Story and photo by Rick Scavetta
U.S. Army Garrison Kaiserslautern

KUSEL, Germany ― Raising her German army patrol cap, Heidi Lehmann smiled as she watched her American husband join fellow U.S. Army Garrison Kaiserslautern Soldiers on the firing line.

Lehmann, an Oberfeldwebel (equivalent to a U.S. Army sergeant first class), recently spent two days translating for eight garrison Soldiers as they competed for the Schützenschnur, a coveted German army weapons proficiency badge. She and her husband, Sgt. Esse Agnegue, a U.S. Army Garrison Kaiserslautern chaplain’s assistant, brought their units together for the training.

“It’s a nice experience for me to see my husband and the German soldiers are happy to have the Americans here,” Lehmann said.

The couple met online when Agnegue was deployed to Iraq in 2007. He added her as a fan to his hip-hop music site. Later, they realized their mutual love of motorcycles and traveling. They now have a 1-year-old son. 

Each morning, they put on camouflage fatigues of their respective armies and head off to separate bases – Lehmann to her transportation unit in Kusel and Agnegue to Pulaski Barracks in Kaiserslautern. Then they thought of a way to train together – though a shooting competition.

Garrison Soldiers spent one day getting familiar with the German weapons using an indoor trainer. The second day, they joined German troops on an outdoor range, firing a rifle, a pistol and a machine gun.

The Schützenschnur is awarded like the Olympics, in gold, silver and bronze. Of the seven garrison Soldiers who competed, three earned gold and four won bronze. U.S. Soldiers can wear the badge with their dress uniform.

American Soldiers in Baumholder recently held a seminar in English for German noncommissioned officers, said German 1st Lt. Sebastian Schmidt.

That event, plus the marksmanship competition, forces German troops to exercise their language skills, Schmidt said, to prepare for NATO missions in Afghanistan.

“It’s an opportunity for our soldiers to practice English,” Schmidt said. “We have different experiences on missions and in training. We can fill a gap – where we can give our skills to the Americans get some skills from them.”

U.S. Soldiers often work with coalition counterparts, including the German army, while deployed overseas, said Capt. Tom Lukins, commander U.S. Army Garrison Kaiserslautern’s Headquarters and Headquarters Detachment.

“This event strengthens the bond we have and builds partnerships for future training,” Lukins said.

Originally from Togo, Agnegue said meeting people and traveling is one of the best benefits of serving in the military, especially when it means sharing ideas through events like the Schützenschnur competition.

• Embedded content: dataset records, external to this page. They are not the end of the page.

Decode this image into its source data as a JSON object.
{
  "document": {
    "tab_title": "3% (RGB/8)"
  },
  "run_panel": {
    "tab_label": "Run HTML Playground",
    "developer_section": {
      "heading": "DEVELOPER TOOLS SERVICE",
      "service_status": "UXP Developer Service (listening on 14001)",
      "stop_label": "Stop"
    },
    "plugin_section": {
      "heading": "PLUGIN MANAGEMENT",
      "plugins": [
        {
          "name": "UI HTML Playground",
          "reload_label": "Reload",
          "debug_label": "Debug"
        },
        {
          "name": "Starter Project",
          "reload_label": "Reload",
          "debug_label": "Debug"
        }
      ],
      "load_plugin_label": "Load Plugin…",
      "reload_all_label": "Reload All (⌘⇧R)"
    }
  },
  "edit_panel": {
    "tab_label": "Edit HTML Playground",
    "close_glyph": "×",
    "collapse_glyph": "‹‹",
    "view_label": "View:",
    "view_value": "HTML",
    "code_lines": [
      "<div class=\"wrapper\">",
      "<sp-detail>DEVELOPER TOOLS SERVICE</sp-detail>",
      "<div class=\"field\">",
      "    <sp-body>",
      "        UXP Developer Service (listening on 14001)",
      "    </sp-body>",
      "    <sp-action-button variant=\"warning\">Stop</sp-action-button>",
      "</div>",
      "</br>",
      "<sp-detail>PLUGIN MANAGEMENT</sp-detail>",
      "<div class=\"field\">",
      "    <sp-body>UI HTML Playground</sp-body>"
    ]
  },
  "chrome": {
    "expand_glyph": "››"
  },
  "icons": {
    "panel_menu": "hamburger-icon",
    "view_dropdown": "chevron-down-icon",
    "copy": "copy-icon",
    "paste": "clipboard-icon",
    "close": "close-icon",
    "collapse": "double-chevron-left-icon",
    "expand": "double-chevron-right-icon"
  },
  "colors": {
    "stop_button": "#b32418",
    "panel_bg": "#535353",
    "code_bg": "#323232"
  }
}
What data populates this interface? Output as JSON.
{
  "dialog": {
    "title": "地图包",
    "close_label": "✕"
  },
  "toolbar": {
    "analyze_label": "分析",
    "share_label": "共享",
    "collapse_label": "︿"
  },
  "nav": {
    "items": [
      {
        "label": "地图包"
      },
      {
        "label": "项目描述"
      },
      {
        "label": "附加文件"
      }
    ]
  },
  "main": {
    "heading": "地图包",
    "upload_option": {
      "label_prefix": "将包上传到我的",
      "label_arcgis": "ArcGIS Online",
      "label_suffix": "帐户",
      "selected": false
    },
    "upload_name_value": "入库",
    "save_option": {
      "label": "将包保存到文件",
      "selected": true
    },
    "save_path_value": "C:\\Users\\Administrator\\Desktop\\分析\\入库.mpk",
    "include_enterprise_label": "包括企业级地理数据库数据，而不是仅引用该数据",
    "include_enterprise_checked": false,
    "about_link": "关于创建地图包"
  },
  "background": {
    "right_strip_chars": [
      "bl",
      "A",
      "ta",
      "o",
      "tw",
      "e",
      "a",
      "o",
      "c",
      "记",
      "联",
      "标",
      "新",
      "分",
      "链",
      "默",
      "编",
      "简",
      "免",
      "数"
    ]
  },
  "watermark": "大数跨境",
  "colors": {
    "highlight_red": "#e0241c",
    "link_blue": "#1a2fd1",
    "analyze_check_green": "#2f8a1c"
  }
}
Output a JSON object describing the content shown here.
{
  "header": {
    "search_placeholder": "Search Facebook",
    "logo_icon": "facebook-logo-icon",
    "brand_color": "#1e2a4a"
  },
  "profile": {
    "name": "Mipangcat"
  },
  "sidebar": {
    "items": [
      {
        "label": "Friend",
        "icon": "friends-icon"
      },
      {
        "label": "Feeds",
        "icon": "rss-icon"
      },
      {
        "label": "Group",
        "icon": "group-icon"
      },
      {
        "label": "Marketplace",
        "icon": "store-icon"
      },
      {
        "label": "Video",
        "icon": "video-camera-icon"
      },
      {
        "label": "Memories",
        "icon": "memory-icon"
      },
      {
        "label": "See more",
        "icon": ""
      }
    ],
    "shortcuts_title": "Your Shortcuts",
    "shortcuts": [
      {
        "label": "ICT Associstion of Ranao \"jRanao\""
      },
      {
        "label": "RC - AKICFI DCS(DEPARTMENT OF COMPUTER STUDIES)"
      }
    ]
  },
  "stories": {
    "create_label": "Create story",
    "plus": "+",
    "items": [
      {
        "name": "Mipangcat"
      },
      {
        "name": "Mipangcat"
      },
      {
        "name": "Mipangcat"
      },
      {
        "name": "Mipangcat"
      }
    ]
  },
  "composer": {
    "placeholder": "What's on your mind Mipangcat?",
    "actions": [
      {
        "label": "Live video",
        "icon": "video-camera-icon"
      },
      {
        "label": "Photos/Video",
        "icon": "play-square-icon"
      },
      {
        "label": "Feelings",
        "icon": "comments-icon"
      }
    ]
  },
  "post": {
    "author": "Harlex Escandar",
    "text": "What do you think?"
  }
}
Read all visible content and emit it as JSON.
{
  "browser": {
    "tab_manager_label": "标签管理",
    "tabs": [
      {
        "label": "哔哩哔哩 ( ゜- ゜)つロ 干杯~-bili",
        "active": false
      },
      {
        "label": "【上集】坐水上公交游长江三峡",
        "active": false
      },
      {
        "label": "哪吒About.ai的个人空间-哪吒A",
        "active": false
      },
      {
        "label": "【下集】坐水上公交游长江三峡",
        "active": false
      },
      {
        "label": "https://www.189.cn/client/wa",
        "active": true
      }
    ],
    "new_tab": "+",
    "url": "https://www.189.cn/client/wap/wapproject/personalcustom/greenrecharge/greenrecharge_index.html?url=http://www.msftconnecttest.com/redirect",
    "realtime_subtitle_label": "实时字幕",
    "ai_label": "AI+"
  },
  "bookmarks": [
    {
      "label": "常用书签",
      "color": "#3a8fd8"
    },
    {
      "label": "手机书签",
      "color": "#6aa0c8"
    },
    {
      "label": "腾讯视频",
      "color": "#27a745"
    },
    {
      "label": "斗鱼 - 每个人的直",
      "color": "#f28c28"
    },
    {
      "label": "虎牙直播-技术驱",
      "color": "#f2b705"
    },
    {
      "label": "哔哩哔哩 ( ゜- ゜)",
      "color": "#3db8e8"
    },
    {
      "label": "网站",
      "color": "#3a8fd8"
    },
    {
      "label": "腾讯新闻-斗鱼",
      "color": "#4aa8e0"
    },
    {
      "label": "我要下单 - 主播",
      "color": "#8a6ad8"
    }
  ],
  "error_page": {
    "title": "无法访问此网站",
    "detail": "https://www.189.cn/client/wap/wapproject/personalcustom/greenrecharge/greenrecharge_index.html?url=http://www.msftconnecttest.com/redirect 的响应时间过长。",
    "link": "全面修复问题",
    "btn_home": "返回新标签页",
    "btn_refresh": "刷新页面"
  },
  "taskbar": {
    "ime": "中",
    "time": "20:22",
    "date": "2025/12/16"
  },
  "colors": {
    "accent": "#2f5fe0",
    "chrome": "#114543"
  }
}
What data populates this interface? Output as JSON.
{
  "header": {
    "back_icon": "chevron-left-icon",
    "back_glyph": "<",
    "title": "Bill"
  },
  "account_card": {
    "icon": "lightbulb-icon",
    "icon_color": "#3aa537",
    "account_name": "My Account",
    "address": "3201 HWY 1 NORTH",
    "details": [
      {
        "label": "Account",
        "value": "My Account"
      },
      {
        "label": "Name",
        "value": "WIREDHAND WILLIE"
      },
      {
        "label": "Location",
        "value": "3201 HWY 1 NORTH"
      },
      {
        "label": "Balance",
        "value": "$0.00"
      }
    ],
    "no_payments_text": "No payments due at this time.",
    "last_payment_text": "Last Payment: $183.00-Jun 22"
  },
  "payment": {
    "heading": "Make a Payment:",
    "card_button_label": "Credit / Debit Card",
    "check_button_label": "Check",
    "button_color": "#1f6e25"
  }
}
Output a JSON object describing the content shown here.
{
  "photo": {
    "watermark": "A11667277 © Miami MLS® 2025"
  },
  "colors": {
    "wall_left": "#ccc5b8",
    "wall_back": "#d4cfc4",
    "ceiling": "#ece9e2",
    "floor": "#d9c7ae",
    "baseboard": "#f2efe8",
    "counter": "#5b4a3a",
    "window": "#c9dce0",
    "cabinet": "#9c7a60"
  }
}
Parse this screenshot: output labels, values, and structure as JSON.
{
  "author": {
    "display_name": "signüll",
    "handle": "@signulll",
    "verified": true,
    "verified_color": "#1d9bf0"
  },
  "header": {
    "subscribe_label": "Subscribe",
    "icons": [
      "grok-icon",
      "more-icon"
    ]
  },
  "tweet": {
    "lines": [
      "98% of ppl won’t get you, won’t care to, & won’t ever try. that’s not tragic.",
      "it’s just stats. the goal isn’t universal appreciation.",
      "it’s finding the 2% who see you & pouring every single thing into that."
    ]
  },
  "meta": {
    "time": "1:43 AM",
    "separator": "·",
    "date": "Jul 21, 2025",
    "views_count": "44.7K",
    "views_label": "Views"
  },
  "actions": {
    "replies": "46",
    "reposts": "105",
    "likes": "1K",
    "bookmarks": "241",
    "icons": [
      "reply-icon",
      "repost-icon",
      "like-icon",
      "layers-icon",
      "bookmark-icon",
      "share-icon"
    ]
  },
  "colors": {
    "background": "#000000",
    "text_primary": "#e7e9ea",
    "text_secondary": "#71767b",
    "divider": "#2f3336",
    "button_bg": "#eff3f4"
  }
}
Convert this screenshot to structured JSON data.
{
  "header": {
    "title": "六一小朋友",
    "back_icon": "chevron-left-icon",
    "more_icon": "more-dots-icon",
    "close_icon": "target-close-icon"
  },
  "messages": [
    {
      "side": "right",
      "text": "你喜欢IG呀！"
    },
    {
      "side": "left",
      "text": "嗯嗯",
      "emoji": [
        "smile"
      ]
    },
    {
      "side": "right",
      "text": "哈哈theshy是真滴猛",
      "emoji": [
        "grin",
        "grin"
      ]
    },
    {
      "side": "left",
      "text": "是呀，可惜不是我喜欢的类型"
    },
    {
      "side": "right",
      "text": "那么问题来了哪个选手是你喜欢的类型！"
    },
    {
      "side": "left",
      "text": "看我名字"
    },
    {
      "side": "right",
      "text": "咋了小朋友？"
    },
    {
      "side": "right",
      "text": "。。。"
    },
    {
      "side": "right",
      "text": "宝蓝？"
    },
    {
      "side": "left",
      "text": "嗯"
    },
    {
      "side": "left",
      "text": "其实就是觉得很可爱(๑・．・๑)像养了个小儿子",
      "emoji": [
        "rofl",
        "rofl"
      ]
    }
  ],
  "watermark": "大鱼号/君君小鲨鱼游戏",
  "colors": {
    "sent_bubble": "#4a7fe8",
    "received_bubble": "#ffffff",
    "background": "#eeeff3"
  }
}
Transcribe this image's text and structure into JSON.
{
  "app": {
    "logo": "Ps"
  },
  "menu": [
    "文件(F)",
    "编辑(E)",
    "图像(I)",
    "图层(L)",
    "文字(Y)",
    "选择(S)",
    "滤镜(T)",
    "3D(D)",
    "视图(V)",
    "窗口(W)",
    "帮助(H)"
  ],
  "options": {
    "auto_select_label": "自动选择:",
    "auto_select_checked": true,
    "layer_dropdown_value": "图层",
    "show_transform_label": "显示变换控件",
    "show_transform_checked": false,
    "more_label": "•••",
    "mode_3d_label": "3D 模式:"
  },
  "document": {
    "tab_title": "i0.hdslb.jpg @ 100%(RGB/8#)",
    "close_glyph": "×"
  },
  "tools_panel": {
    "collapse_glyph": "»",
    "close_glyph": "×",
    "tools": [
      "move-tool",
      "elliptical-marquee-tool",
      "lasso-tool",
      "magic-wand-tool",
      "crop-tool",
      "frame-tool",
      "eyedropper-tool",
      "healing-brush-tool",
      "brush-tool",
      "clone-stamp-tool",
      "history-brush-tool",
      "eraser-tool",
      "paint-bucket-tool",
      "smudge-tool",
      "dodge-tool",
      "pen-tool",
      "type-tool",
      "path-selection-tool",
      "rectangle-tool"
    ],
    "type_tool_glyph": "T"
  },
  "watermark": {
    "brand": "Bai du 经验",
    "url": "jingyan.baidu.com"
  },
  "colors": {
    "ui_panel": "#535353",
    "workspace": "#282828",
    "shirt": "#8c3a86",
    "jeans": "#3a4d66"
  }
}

“The Army gave me so many opportunities to do things, and this is one of those opportunities,” Agnegue said. “We’re working together, building camaraderie and that’s a great thing.”